*Problem to work on*. The entries contain pictures, which should not appear in the copy; everything else must be reproduced exactly.

*Data for this exercise*.
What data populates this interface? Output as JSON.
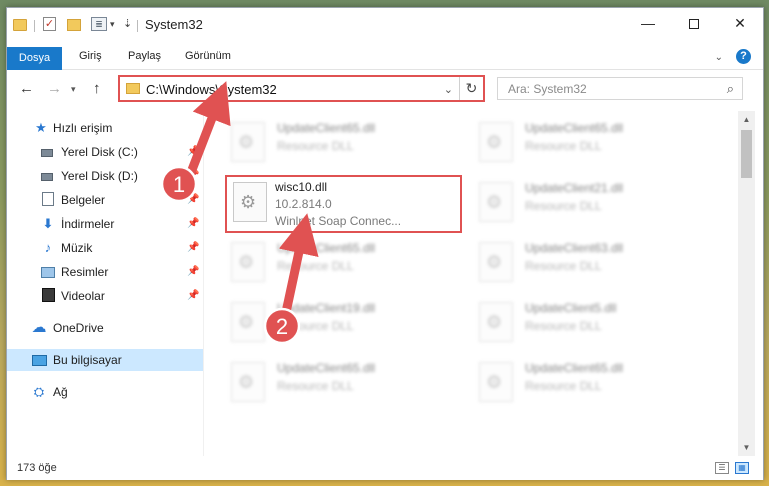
{
  "window": {
    "title": "System32"
  },
  "quick_access_toolbar": {
    "folder_icon": "folder-icon",
    "check_icon": "properties-check-icon",
    "new_folder_icon": "new-folder-icon",
    "customize_icon": "customize-icon"
  },
  "ribbon": {
    "tabs": [
      {
        "label": "Dosya",
        "active": true
      },
      {
        "label": "Giriş"
      },
      {
        "label": "Paylaş"
      },
      {
        "label": "Görünüm"
      }
    ]
  },
  "address_bar": {
    "path": "C:\\Windows\\System32"
  },
  "search": {
    "placeholder": "Ara: System32"
  },
  "sidebar": {
    "items": [
      {
        "label": "Hızlı erişim",
        "icon": "star-icon"
      },
      {
        "label": "Yerel Disk (C:)",
        "icon": "drive-icon",
        "pinned": true
      },
      {
        "label": "Yerel Disk (D:)",
        "icon": "drive-icon",
        "pinned": true
      },
      {
        "label": "Belgeler",
        "icon": "documents-icon",
        "pinned": true
      },
      {
        "label": "İndirmeler",
        "icon": "downloads-icon",
        "pinned": true
      },
      {
        "label": "Müzik",
        "icon": "music-icon",
        "pinned": true
      },
      {
        "label": "Resimler",
        "icon": "pictures-icon",
        "pinned": true
      },
      {
        "label": "Videolar",
        "icon": "videos-icon",
        "pinned": true
      },
      {
        "label": "OneDrive",
        "icon": "onedrive-icon"
      },
      {
        "label": "Bu bilgisayar",
        "icon": "this-pc-icon",
        "selected": true
      },
      {
        "label": "Ağ",
        "icon": "network-icon"
      }
    ]
  },
  "files": {
    "left": [
      {
        "name": "UpdateClient65.dll",
        "type": "Resource DLL"
      },
      {
        "name": "wisc10.dll",
        "version": "10.2.814.0",
        "description": "Winlnet Soap Connec..."
      },
      {
        "name": "UpdateClient65.dll",
        "type": "Resource DLL"
      },
      {
        "name": "UpdateClient19.dll",
        "type": "Resource DLL"
      },
      {
        "name": "UpdateClient65.dll",
        "type": "Resource DLL"
      }
    ],
    "right": [
      {
        "name": "UpdateClient65.dll",
        "type": "Resource DLL"
      },
      {
        "name": "UpdateClient21.dll",
        "type": "Resource DLL"
      },
      {
        "name": "UpdateClient63.dll",
        "type": "Resource DLL"
      },
      {
        "name": "UpdateClient5.dll",
        "type": "Resource DLL"
      },
      {
        "name": "UpdateClient65.dll",
        "type": "Resource DLL"
      }
    ]
  },
  "status_bar": {
    "item_count": "173 öğe"
  },
  "annotations": {
    "step1": "1",
    "step2": "2",
    "color": "#e05252"
  }
}
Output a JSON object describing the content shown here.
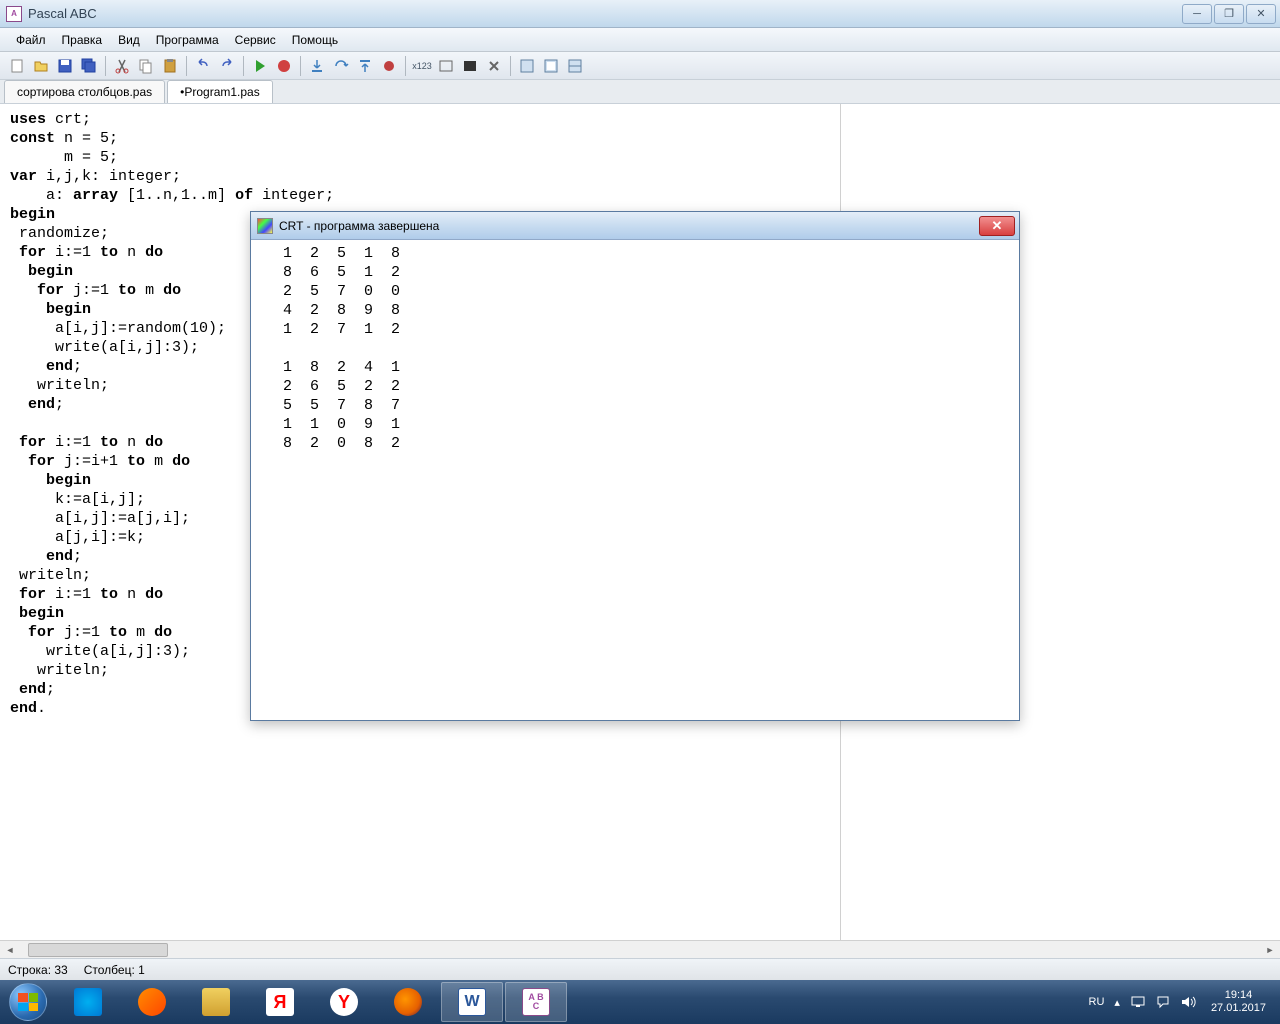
{
  "title": "Pascal ABC",
  "menu": [
    "Файл",
    "Правка",
    "Вид",
    "Программа",
    "Сервис",
    "Помощь"
  ],
  "tabs": [
    {
      "label": "сортирова столбцов.pas",
      "active": false,
      "dirty": false
    },
    {
      "label": "Program1.pas",
      "active": true,
      "dirty": true
    }
  ],
  "code_tokens": [
    [
      [
        "kw",
        "uses"
      ],
      [
        "",
        " crt;"
      ]
    ],
    [
      [
        "kw",
        "const"
      ],
      [
        "",
        " n = 5;"
      ]
    ],
    [
      [
        "",
        "      m = 5;"
      ]
    ],
    [
      [
        "kw",
        "var"
      ],
      [
        "",
        " i,j,k: integer;"
      ]
    ],
    [
      [
        "",
        "    a: "
      ],
      [
        "kw",
        "array"
      ],
      [
        "",
        " [1..n,1..m] "
      ],
      [
        "kw",
        "of"
      ],
      [
        "",
        " integer;"
      ]
    ],
    [
      [
        "kw",
        "begin"
      ]
    ],
    [
      [
        "",
        " randomize;"
      ]
    ],
    [
      [
        "",
        " "
      ],
      [
        "kw",
        "for"
      ],
      [
        "",
        " i:=1 "
      ],
      [
        "kw",
        "to"
      ],
      [
        "",
        " n "
      ],
      [
        "kw",
        "do"
      ]
    ],
    [
      [
        "",
        "  "
      ],
      [
        "kw",
        "begin"
      ]
    ],
    [
      [
        "",
        "   "
      ],
      [
        "kw",
        "for"
      ],
      [
        "",
        " j:=1 "
      ],
      [
        "kw",
        "to"
      ],
      [
        "",
        " m "
      ],
      [
        "kw",
        "do"
      ]
    ],
    [
      [
        "",
        "    "
      ],
      [
        "kw",
        "begin"
      ]
    ],
    [
      [
        "",
        "     a[i,j]:=random(10);"
      ]
    ],
    [
      [
        "",
        "     write(a[i,j]:3);"
      ]
    ],
    [
      [
        "",
        "    "
      ],
      [
        "kw",
        "end"
      ],
      [
        "",
        ";"
      ]
    ],
    [
      [
        "",
        "   writeln;"
      ]
    ],
    [
      [
        "",
        "  "
      ],
      [
        "kw",
        "end"
      ],
      [
        "",
        ";"
      ]
    ],
    [
      [
        "",
        ""
      ]
    ],
    [
      [
        "",
        " "
      ],
      [
        "kw",
        "for"
      ],
      [
        "",
        " i:=1 "
      ],
      [
        "kw",
        "to"
      ],
      [
        "",
        " n "
      ],
      [
        "kw",
        "do"
      ]
    ],
    [
      [
        "",
        "  "
      ],
      [
        "kw",
        "for"
      ],
      [
        "",
        " j:=i+1 "
      ],
      [
        "kw",
        "to"
      ],
      [
        "",
        " m "
      ],
      [
        "kw",
        "do"
      ]
    ],
    [
      [
        "",
        "    "
      ],
      [
        "kw",
        "begin"
      ]
    ],
    [
      [
        "",
        "     k:=a[i,j];"
      ]
    ],
    [
      [
        "",
        "     a[i,j]:=a[j,i];"
      ]
    ],
    [
      [
        "",
        "     a[j,i]:=k;"
      ]
    ],
    [
      [
        "",
        "    "
      ],
      [
        "kw",
        "end"
      ],
      [
        "",
        ";"
      ]
    ],
    [
      [
        "",
        " writeln;"
      ]
    ],
    [
      [
        "",
        " "
      ],
      [
        "kw",
        "for"
      ],
      [
        "",
        " i:=1 "
      ],
      [
        "kw",
        "to"
      ],
      [
        "",
        " n "
      ],
      [
        "kw",
        "do"
      ]
    ],
    [
      [
        "",
        " "
      ],
      [
        "kw",
        "begin"
      ]
    ],
    [
      [
        "",
        "  "
      ],
      [
        "kw",
        "for"
      ],
      [
        "",
        " j:=1 "
      ],
      [
        "kw",
        "to"
      ],
      [
        "",
        " m "
      ],
      [
        "kw",
        "do"
      ]
    ],
    [
      [
        "",
        "    write(a[i,j]:3);"
      ]
    ],
    [
      [
        "",
        "   writeln;"
      ]
    ],
    [
      [
        "",
        " "
      ],
      [
        "kw",
        "end"
      ],
      [
        "",
        ";"
      ]
    ],
    [
      [
        "kw",
        "end"
      ],
      [
        "",
        "."
      ]
    ]
  ],
  "crt": {
    "title": "CRT - программа завершена",
    "output": "  1  2  5  1  8\n  8  6  5  1  2\n  2  5  7  0  0\n  4  2  8  9  8\n  1  2  7  1  2\n\n  1  8  2  4  1\n  2  6  5  2  2\n  5  5  7  8  7\n  1  1  0  9  1\n  8  2  0  8  2"
  },
  "status": {
    "line_label": "Строка: 33",
    "col_label": "Столбец: 1"
  },
  "tray": {
    "lang": "RU",
    "time": "19:14",
    "date": "27.01.2017"
  }
}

*Your response*.
What data populates this interface? Output as JSON.
{
  "window": {
    "title": "System32"
  },
  "quick_access_toolbar": {
    "folder_icon": "folder-icon",
    "check_icon": "properties-check-icon",
    "new_folder_icon": "new-folder-icon",
    "customize_icon": "customize-icon"
  },
  "ribbon": {
    "tabs": [
      {
        "label": "Dosya",
        "active": true
      },
      {
        "label": "Giriş"
      },
      {
        "label": "Paylaş"
      },
      {
        "label": "Görünüm"
      }
    ]
  },
  "address_bar": {
    "path": "C:\\Windows\\System32"
  },
  "search": {
    "placeholder": "Ara: System32"
  },
  "sidebar": {
    "items": [
      {
        "label": "Hızlı erişim",
        "icon": "star-icon"
      },
      {
        "label": "Yerel Disk (C:)",
        "icon": "drive-icon",
        "pinned": true
      },
      {
        "label": "Yerel Disk (D:)",
        "icon": "drive-icon",
        "pinned": true
      },
      {
        "label": "Belgeler",
        "icon": "documents-icon",
        "pinned": true
      },
      {
        "label": "İndirmeler",
        "icon": "downloads-icon",
        "pinned": true
      },
      {
        "label": "Müzik",
        "icon": "music-icon",
        "pinned": true
      },
      {
        "label": "Resimler",
        "icon": "pictures-icon",
        "pinned": true
      },
      {
        "label": "Videolar",
        "icon": "videos-icon",
        "pinned": true
      },
      {
        "label": "OneDrive",
        "icon": "onedrive-icon"
      },
      {
        "label": "Bu bilgisayar",
        "icon": "this-pc-icon",
        "selected": true
      },
      {
        "label": "Ağ",
        "icon": "network-icon"
      }
    ]
  },
  "files": {
    "left": [
      {
        "name": "UpdateClient65.dll",
        "type": "Resource DLL"
      },
      {
        "name": "wisc10.dll",
        "version": "10.2.814.0",
        "description": "Winlnet Soap Connec..."
      },
      {
        "name": "UpdateClient65.dll",
        "type": "Resource DLL"
      },
      {
        "name": "UpdateClient19.dll",
        "type": "Resource DLL"
      },
      {
        "name": "UpdateClient65.dll",
        "type": "Resource DLL"
      }
    ],
    "right": [
      {
        "name": "UpdateClient65.dll",
        "type": "Resource DLL"
      },
      {
        "name": "UpdateClient21.dll",
        "type": "Resource DLL"
      },
      {
        "name": "UpdateClient63.dll",
        "type": "Resource DLL"
      },
      {
        "name": "UpdateClient5.dll",
        "type": "Resource DLL"
      },
      {
        "name": "UpdateClient65.dll",
        "type": "Resource DLL"
      }
    ]
  },
  "status_bar": {
    "item_count": "173 öğe"
  },
  "annotations": {
    "step1": "1",
    "step2": "2",
    "color": "#e05252"
  }
}
Output a JSON object describing the content shown here.
{
  "title": "Pascal ABC",
  "menu": [
    "Файл",
    "Правка",
    "Вид",
    "Программа",
    "Сервис",
    "Помощь"
  ],
  "tabs": [
    {
      "label": "сортирова столбцов.pas",
      "active": false,
      "dirty": false
    },
    {
      "label": "Program1.pas",
      "active": true,
      "dirty": true
    }
  ],
  "code_tokens": [
    [
      [
        "kw",
        "uses"
      ],
      [
        "",
        " crt;"
      ]
    ],
    [
      [
        "kw",
        "const"
      ],
      [
        "",
        " n = 5;"
      ]
    ],
    [
      [
        "",
        "      m = 5;"
      ]
    ],
    [
      [
        "kw",
        "var"
      ],
      [
        "",
        " i,j,k: integer;"
      ]
    ],
    [
      [
        "",
        "    a: "
      ],
      [
        "kw",
        "array"
      ],
      [
        "",
        " [1..n,1..m] "
      ],
      [
        "kw",
        "of"
      ],
      [
        "",
        " integer;"
      ]
    ],
    [
      [
        "kw",
        "begin"
      ]
    ],
    [
      [
        "",
        " randomize;"
      ]
    ],
    [
      [
        "",
        " "
      ],
      [
        "kw",
        "for"
      ],
      [
        "",
        " i:=1 "
      ],
      [
        "kw",
        "to"
      ],
      [
        "",
        " n "
      ],
      [
        "kw",
        "do"
      ]
    ],
    [
      [
        "",
        "  "
      ],
      [
        "kw",
        "begin"
      ]
    ],
    [
      [
        "",
        "   "
      ],
      [
        "kw",
        "for"
      ],
      [
        "",
        " j:=1 "
      ],
      [
        "kw",
        "to"
      ],
      [
        "",
        " m "
      ],
      [
        "kw",
        "do"
      ]
    ],
    [
      [
        "",
        "    "
      ],
      [
        "kw",
        "begin"
      ]
    ],
    [
      [
        "",
        "     a[i,j]:=random(10);"
      ]
    ],
    [
      [
        "",
        "     write(a[i,j]:3);"
      ]
    ],
    [
      [
        "",
        "    "
      ],
      [
        "kw",
        "end"
      ],
      [
        "",
        ";"
      ]
    ],
    [
      [
        "",
        "   writeln;"
      ]
    ],
    [
      [
        "",
        "  "
      ],
      [
        "kw",
        "end"
      ],
      [
        "",
        ";"
      ]
    ],
    [
      [
        "",
        ""
      ]
    ],
    [
      [
        "",
        " "
      ],
      [
        "kw",
        "for"
      ],
      [
        "",
        " i:=1 "
      ],
      [
        "kw",
        "to"
      ],
      [
        "",
        " n "
      ],
      [
        "kw",
        "do"
      ]
    ],
    [
      [
        "",
        "  "
      ],
      [
        "kw",
        "for"
      ],
      [
        "",
        " j:=i+1 "
      ],
      [
        "kw",
        "to"
      ],
      [
        "",
        " m "
      ],
      [
        "kw",
        "do"
      ]
    ],
    [
      [
        "",
        "    "
      ],
      [
        "kw",
        "begin"
      ]
    ],
    [
      [
        "",
        "     k:=a[i,j];"
      ]
    ],
    [
      [
        "",
        "     a[i,j]:=a[j,i];"
      ]
    ],
    [
      [
        "",
        "     a[j,i]:=k;"
      ]
    ],
    [
      [
        "",
        "    "
      ],
      [
        "kw",
        "end"
      ],
      [
        "",
        ";"
      ]
    ],
    [
      [
        "",
        " writeln;"
      ]
    ],
    [
      [
        "",
        " "
      ],
      [
        "kw",
        "for"
      ],
      [
        "",
        " i:=1 "
      ],
      [
        "kw",
        "to"
      ],
      [
        "",
        " n "
      ],
      [
        "kw",
        "do"
      ]
    ],
    [
      [
        "",
        " "
      ],
      [
        "kw",
        "begin"
      ]
    ],
    [
      [
        "",
        "  "
      ],
      [
        "kw",
        "for"
      ],
      [
        "",
        " j:=1 "
      ],
      [
        "kw",
        "to"
      ],
      [
        "",
        " m "
      ],
      [
        "kw",
        "do"
      ]
    ],
    [
      [
        "",
        "    write(a[i,j]:3);"
      ]
    ],
    [
      [
        "",
        "   writeln;"
      ]
    ],
    [
      [
        "",
        " "
      ],
      [
        "kw",
        "end"
      ],
      [
        "",
        ";"
      ]
    ],
    [
      [
        "kw",
        "end"
      ],
      [
        "",
        "."
      ]
    ]
  ],
  "crt": {
    "title": "CRT - программа завершена",
    "output": "  1  2  5  1  8\n  8  6  5  1  2\n  2  5  7  0  0\n  4  2  8  9  8\n  1  2  7  1  2\n\n  1  8  2  4  1\n  2  6  5  2  2\n  5  5  7  8  7\n  1  1  0  9  1\n  8  2  0  8  2"
  },
  "status": {
    "line_label": "Строка: 33",
    "col_label": "Столбец: 1"
  },
  "tray": {
    "lang": "RU",
    "time": "19:14",
    "date": "27.01.2017"
  }
}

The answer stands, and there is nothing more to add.